Wording on confederate monument

Proposed wording is superimposed over the base of Sylva’s Confederate statue, which has been the focus of sometimes heated debate in the community.

By Beth Lawrence


The controversy over Jackson County’s Confederate monument will take another turn as final steps are being put in place to cover some of the more hotly debated images on its base.

In May commissioners voted to pay for three bronze plaques to cover the Confederate battle flag and the words “Our heroes of the Confederacy” on the pedestal beneath the statue.

AOA Signs of Yadkinville was contracted to design and create the panels.

Like so many other things during the COVID pandemic, the work is behind schedule. Fabrication time was promised to be six to eight weeks.

“I placed final order around June 11,” county Manager Don Adams said. “I was informed in early August that it would be the end of August.”

A recent update informed him the metal mounting pan to affix the heavy plates to the pedestal will be painted this week. 

“So hopefully I can get everything installed in September,” he said.

The changes can’t come soon enough for some who supported the alternative to removing the statue. The alterations are too much for others who wanted nothing done to the monument and are not enough for others who wanted the statue gone.

The monument, which came to be tagged as Sylva Sam, became a hot-button issue during the summer of 2020 sparking marches, debate and clashes over its presence overlooking downtown Sylva.

Protesters trying to spread awareness and spark conversation about systemic racism and the messages such iconography convey wanted the statue moved to a less prominent place or gone altogether. Counter-protesters, who said it was a symbol of heritage, wanted the statue left alone.

County commissioners debated the topic at several meetings before making a decision on the changes.

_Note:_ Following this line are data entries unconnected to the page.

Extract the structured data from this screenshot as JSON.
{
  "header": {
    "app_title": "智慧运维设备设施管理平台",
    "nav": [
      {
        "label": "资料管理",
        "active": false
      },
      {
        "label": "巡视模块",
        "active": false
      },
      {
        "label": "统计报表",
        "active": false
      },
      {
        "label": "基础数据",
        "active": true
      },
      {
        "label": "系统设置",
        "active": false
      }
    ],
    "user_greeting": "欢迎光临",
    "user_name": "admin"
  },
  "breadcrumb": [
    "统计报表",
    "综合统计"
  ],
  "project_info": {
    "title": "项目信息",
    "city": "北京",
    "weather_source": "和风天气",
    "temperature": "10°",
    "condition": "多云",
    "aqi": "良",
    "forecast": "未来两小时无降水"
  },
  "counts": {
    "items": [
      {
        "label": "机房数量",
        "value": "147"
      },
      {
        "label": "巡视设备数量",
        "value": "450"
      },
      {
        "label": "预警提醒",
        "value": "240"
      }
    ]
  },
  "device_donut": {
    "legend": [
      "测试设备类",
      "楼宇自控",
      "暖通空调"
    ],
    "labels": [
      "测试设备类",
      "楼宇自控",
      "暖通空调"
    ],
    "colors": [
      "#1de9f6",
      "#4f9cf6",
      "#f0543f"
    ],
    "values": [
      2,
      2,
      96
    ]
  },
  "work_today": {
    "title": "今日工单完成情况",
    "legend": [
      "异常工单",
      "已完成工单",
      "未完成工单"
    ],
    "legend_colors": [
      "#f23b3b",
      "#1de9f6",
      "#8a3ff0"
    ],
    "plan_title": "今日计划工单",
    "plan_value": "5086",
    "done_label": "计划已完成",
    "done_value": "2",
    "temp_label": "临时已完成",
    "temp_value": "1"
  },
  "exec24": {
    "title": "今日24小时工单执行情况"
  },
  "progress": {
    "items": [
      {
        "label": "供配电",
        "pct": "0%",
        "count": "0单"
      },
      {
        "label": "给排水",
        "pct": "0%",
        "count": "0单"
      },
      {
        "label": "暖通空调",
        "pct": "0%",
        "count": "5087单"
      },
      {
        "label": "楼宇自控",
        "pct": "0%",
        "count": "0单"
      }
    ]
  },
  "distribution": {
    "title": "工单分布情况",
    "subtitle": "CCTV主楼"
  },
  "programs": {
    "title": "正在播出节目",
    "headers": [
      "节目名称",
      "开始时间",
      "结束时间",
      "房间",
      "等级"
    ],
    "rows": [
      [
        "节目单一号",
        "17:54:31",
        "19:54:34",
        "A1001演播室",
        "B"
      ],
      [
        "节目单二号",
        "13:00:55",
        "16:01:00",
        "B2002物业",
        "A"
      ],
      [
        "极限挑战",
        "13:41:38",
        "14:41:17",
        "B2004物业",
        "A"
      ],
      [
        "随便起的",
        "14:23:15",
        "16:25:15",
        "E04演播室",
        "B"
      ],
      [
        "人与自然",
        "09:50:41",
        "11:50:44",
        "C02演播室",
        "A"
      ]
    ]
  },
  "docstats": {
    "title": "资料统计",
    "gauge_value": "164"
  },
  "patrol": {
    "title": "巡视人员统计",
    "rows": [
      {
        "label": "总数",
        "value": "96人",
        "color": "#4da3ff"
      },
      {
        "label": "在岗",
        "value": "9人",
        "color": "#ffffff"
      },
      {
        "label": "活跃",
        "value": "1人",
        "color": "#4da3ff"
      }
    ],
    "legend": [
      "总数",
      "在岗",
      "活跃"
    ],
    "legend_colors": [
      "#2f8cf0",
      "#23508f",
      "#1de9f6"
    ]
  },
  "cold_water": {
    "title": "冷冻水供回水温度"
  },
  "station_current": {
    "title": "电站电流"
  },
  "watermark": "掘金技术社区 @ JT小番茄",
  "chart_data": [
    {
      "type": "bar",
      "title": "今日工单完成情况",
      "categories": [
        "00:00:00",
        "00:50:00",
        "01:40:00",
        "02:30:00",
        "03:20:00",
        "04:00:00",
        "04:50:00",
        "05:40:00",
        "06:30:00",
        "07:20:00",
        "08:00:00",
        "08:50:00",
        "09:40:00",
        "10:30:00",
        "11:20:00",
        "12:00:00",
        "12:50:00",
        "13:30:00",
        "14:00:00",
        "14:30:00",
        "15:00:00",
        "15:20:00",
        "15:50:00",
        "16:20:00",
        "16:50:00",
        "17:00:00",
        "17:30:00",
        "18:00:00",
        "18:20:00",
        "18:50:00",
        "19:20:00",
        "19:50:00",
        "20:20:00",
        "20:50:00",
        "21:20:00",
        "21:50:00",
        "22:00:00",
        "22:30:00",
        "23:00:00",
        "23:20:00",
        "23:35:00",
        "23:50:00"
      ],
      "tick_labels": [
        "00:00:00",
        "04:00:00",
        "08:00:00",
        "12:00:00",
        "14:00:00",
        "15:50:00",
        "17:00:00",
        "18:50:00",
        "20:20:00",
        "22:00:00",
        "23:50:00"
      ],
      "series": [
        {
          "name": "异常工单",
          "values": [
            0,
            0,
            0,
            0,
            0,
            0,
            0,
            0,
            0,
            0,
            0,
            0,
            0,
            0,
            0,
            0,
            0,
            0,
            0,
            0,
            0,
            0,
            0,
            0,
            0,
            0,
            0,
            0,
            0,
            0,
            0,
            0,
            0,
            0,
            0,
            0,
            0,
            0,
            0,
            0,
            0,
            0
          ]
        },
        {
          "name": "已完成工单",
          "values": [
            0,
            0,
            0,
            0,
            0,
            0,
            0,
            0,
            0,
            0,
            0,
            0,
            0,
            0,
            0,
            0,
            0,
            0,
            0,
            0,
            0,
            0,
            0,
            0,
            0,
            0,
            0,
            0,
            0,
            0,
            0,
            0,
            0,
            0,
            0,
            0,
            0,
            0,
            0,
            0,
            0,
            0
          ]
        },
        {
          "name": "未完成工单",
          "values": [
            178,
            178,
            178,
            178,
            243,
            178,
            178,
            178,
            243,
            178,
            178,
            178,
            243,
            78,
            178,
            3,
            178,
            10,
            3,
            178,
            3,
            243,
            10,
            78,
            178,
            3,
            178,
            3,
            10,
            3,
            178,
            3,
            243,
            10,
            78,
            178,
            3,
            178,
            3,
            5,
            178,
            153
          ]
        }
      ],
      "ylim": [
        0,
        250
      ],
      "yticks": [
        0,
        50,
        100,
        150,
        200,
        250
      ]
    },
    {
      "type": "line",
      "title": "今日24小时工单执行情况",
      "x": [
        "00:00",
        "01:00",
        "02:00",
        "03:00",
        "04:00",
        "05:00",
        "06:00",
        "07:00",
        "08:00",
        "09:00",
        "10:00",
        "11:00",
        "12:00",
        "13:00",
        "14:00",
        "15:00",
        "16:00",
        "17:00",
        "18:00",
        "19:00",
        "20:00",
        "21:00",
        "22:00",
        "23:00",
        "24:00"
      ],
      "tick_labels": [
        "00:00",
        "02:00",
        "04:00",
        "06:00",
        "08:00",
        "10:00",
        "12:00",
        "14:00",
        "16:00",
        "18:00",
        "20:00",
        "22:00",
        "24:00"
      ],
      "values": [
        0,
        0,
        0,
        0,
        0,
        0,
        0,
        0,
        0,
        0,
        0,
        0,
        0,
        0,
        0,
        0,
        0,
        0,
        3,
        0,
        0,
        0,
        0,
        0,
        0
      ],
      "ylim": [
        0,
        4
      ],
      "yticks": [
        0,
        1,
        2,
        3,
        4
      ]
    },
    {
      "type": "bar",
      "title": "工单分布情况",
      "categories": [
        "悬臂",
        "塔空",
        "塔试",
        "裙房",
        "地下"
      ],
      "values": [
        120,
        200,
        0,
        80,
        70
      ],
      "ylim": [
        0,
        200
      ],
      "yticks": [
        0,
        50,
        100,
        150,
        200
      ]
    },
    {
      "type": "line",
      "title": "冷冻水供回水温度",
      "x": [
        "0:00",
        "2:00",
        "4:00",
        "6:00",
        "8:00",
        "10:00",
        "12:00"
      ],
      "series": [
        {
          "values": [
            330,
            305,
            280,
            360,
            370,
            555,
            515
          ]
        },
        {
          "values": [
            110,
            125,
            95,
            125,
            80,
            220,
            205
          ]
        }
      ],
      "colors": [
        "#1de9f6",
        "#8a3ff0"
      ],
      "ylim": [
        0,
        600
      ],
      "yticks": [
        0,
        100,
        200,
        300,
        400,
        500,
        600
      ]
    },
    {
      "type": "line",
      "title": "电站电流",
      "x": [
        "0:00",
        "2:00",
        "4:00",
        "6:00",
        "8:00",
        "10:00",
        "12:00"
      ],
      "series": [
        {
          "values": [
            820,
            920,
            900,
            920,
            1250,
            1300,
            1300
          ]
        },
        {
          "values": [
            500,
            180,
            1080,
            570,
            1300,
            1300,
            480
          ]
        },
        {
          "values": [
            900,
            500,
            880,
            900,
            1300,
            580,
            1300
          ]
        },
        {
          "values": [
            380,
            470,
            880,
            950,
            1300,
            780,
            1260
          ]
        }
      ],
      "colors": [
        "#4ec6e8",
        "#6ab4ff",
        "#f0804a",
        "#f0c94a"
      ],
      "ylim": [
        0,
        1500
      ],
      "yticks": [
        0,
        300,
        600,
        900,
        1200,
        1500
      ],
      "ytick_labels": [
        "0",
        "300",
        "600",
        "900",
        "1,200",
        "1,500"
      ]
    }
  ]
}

Sylva town board members twice voted 3-2 on resolutions to demand the statue be moved.

In November, county commissioners came up with what they considered a compromise to cover the flag and its corresponding phrase.

Earlier this year, county commissioners voted on the wording that will appear on the plaques.

The first panel will read: This monument was erected by the citizens of Jackson County in memory of those who died during the American Civil War. Originally dedicated on September 18, 1915. Rededicated on May 11, 1996 to honor Jackson County veterans of all wars.

Two plaques below that will have stars and the phrase E pluribus Unum.

The changes cost the county $11,190 for the plaques and the mounting pans and $1,910 for installation.